weather icon Clear

Nevada law that allows limo companies to nix new competition is ridiculous

Wouldn’t it be nice to run a business that was allowed to stamp out any and all competition just by saying you didn’t want to deal with it? Of course, that might not be nice for consumers or for businesses looking to expand and create more jobs. But who cares about all that, right?

The state of Nevada certainly doesn’t, with its ridiculous anti-competitive law regarding limousine companies. The current statute says the Nevada Transportation Authority can deny additional vehicles to small companies if the expanded fleet “would tend to increase or create detrimental competition in motor transportation.”

In other words, if such additions would force bigger companies to be more competitive, those companies can effectively veto such competition. It’s the antithesis of a free marketplace. And yet somehow in 2015, Republican Gov. Brian Sandoval vetoed a bill that would have halted the practice, citing safety concerns. In reality, the governor was throwing a bone to the state’s transportation cartel after signing a bill allowing Uber and Lyft to operate in Nevada.

As Anastasia Boden wrote last month in an op-ed for the Review-Journal, one of those smaller operators sued the state on the basis that the law violates their constitutional right to earn a living free of arbitrary government regulation. Reno residents Ron and Danell Perlman have the authority to operate seven limousines in Nevada, but own nine others for use in California that they’d like to also use here due to increasing demand.

But the Perlmans were thwarted from doing that, as pointed out by Ms. Boden, an attorney with the nonprofit Pacific Legal Foundation, which represented them in their suit. An existing business protested the Perlmans’ application on the basis that new competition would harm its profits.

Then the NTA denied the Perlmans’ application because they couldn’t prove to the agency’s satisfaction that the market would support any additional limousines. Guess what? That’s not a problem for the NTA to solve. That’s a problem for the marketplace. Imagine a panel with the power to nix a franchisee’s plan to build a new Burger King because the additional fast-food restaurant might siphon profits from a nearby McDonald’s.

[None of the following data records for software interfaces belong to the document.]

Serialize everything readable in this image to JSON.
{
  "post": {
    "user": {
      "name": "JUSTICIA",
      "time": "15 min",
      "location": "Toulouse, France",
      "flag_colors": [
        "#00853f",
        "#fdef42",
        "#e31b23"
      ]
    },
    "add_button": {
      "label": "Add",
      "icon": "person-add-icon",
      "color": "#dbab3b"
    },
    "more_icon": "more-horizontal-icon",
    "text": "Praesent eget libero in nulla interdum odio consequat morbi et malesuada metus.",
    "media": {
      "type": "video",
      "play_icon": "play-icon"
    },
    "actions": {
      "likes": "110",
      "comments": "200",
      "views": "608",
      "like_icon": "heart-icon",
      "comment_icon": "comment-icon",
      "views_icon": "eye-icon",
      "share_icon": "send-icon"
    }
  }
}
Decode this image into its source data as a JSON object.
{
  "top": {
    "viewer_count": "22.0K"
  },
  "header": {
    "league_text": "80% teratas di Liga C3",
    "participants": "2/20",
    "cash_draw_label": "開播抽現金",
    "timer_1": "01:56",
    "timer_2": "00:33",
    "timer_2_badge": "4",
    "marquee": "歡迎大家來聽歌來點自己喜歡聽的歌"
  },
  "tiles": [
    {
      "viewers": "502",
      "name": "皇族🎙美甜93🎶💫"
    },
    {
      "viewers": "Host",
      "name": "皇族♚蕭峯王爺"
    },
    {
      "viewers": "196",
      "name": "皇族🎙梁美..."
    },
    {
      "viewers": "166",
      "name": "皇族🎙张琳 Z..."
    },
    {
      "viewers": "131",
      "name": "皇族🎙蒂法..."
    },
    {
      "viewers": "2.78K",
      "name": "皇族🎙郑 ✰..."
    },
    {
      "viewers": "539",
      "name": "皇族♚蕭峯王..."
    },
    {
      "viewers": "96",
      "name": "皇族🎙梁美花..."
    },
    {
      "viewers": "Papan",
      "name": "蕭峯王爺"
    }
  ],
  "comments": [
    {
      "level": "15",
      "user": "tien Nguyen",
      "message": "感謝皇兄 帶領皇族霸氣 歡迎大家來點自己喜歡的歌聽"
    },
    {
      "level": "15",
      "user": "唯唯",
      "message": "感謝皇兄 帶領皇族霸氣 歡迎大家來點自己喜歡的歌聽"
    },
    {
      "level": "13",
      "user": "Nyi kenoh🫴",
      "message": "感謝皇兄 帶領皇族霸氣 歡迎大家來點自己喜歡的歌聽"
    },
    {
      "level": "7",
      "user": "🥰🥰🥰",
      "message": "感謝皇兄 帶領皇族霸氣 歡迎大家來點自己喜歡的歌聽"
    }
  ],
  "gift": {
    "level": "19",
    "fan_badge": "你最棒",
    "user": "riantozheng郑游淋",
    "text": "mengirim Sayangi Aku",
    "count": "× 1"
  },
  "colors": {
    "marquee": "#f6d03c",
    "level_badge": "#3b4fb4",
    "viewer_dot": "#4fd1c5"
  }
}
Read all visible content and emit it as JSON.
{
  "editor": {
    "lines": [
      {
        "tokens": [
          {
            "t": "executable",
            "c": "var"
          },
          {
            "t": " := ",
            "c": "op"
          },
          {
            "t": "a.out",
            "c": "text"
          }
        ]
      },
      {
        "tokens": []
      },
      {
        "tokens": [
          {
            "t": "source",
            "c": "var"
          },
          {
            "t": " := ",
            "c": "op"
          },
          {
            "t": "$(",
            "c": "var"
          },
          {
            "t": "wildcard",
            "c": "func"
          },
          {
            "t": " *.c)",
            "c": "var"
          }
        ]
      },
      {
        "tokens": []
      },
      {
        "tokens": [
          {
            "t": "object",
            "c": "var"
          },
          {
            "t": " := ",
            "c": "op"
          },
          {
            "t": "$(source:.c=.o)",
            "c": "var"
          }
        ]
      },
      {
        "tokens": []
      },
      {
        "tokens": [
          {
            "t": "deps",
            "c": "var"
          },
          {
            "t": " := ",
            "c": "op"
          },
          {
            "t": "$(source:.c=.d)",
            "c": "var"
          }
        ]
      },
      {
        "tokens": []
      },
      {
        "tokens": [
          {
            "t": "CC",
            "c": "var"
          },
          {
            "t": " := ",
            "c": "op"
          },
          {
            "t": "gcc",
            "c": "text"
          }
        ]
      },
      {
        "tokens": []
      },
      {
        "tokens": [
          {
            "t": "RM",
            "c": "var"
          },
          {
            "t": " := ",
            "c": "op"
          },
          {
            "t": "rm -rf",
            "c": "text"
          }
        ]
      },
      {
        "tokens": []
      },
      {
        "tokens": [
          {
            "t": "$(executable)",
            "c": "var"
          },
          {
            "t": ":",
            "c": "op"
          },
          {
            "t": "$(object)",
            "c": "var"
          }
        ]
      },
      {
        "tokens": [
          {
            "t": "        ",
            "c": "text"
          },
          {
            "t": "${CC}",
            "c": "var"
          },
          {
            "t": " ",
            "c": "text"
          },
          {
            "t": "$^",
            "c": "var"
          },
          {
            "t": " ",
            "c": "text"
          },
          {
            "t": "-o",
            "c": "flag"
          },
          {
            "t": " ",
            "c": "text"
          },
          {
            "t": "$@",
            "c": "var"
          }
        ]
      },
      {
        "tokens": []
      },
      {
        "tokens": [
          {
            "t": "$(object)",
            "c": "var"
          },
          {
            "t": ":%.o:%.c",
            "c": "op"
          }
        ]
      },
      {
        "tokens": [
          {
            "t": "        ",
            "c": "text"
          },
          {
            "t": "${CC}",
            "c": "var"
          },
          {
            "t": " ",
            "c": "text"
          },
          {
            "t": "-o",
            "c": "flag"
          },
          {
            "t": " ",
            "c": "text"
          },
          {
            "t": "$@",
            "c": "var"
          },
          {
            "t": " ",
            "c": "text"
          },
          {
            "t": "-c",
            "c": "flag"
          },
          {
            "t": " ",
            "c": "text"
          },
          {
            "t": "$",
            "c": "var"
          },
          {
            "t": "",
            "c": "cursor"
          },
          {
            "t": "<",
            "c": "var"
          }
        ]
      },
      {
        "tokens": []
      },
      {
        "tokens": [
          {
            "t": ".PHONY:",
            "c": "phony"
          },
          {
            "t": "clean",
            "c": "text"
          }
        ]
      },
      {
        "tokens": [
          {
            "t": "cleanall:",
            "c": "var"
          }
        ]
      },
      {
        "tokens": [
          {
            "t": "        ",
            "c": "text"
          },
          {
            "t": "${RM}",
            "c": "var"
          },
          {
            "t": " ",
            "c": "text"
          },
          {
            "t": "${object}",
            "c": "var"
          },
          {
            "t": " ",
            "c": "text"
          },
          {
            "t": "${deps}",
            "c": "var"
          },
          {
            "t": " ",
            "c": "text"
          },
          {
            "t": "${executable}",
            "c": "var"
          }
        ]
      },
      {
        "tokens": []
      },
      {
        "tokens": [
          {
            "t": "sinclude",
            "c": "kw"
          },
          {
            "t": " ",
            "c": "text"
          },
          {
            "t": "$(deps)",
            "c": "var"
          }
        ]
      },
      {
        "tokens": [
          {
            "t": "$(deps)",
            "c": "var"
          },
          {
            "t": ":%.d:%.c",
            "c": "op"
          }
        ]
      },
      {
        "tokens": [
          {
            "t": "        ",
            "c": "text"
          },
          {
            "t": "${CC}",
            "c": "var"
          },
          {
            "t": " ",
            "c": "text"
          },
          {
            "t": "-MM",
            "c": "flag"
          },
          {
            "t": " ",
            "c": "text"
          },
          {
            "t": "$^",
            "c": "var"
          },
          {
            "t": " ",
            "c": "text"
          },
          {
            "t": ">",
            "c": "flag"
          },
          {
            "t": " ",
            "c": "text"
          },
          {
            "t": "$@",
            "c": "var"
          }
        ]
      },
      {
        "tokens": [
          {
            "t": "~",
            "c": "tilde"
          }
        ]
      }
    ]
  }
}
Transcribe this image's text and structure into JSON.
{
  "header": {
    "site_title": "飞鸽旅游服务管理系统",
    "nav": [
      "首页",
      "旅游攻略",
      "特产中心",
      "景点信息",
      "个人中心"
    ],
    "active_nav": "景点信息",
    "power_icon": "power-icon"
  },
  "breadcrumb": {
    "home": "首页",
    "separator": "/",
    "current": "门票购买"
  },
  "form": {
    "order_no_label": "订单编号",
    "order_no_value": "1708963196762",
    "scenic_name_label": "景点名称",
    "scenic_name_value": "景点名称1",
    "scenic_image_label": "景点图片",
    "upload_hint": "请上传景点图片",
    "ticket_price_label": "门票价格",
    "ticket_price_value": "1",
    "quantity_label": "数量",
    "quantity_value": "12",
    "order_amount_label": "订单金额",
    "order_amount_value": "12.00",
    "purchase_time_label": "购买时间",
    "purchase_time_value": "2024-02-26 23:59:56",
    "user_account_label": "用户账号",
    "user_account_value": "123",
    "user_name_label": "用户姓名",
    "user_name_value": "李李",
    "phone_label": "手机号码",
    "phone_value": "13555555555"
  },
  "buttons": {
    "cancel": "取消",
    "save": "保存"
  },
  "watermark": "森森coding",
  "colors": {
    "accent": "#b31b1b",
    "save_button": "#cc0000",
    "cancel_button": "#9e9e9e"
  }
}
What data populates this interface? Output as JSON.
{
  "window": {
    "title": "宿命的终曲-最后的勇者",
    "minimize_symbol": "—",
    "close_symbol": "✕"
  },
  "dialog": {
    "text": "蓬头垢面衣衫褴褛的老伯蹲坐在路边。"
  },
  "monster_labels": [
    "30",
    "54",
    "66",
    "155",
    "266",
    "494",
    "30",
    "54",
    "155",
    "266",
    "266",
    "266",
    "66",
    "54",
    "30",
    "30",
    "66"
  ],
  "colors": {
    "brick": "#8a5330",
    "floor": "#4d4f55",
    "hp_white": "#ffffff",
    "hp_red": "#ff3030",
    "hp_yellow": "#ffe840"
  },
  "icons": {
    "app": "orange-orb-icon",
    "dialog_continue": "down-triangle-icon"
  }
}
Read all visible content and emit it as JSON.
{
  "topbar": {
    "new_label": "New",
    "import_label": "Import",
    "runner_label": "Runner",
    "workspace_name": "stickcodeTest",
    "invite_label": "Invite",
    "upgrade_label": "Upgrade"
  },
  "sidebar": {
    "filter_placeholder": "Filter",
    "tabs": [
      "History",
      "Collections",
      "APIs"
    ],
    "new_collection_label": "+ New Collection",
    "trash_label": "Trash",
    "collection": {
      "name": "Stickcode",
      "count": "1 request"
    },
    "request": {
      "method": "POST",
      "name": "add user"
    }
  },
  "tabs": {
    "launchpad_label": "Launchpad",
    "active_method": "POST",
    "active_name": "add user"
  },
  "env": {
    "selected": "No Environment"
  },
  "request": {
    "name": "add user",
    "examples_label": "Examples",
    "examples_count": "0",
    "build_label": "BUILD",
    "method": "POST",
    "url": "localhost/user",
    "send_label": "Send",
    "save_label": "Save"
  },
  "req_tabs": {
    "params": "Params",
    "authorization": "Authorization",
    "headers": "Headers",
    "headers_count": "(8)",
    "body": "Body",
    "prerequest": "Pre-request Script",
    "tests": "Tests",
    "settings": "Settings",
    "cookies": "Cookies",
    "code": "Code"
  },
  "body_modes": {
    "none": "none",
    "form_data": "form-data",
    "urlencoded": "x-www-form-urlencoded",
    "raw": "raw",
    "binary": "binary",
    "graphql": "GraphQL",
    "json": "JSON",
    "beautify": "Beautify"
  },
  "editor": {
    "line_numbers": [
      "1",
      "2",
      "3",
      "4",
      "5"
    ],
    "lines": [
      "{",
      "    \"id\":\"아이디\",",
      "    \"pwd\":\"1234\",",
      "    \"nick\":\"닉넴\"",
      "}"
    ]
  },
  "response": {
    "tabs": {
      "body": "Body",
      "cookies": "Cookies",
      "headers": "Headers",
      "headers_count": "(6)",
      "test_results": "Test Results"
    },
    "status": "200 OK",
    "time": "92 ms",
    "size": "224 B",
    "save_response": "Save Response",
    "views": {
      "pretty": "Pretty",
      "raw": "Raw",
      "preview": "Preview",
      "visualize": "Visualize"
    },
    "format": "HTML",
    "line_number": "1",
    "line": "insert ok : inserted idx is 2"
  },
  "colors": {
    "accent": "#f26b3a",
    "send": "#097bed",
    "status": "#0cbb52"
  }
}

The 2017 Legislature could get another crack at this, through Assembly Bill 240. Ms. Boden noted the bill maintains all current existing safety regulations while getting rid of provisions allowing larger companies to protest new applications. Furthermore, it requires the NTA to grant licenses to qualified applicants, which clearly these smaller companies are, or they wouldn’t be in business in the first place.

The Legislature must stand up for competition in the marketplace rather than tolerate naked rent seeking and protectionism. Get this bill on Gov. Sandoval’s desk, pronto. And the governor must not make the same mistake twice. Sign AB 240 into law.

Don't miss the big stories. Like us on Facebook.
EDITORIAL: This little piggy …

After congressional Republicans took control of the House in the 2010 elections, they instituted a ban on “earmarks” – otherwise known as pork.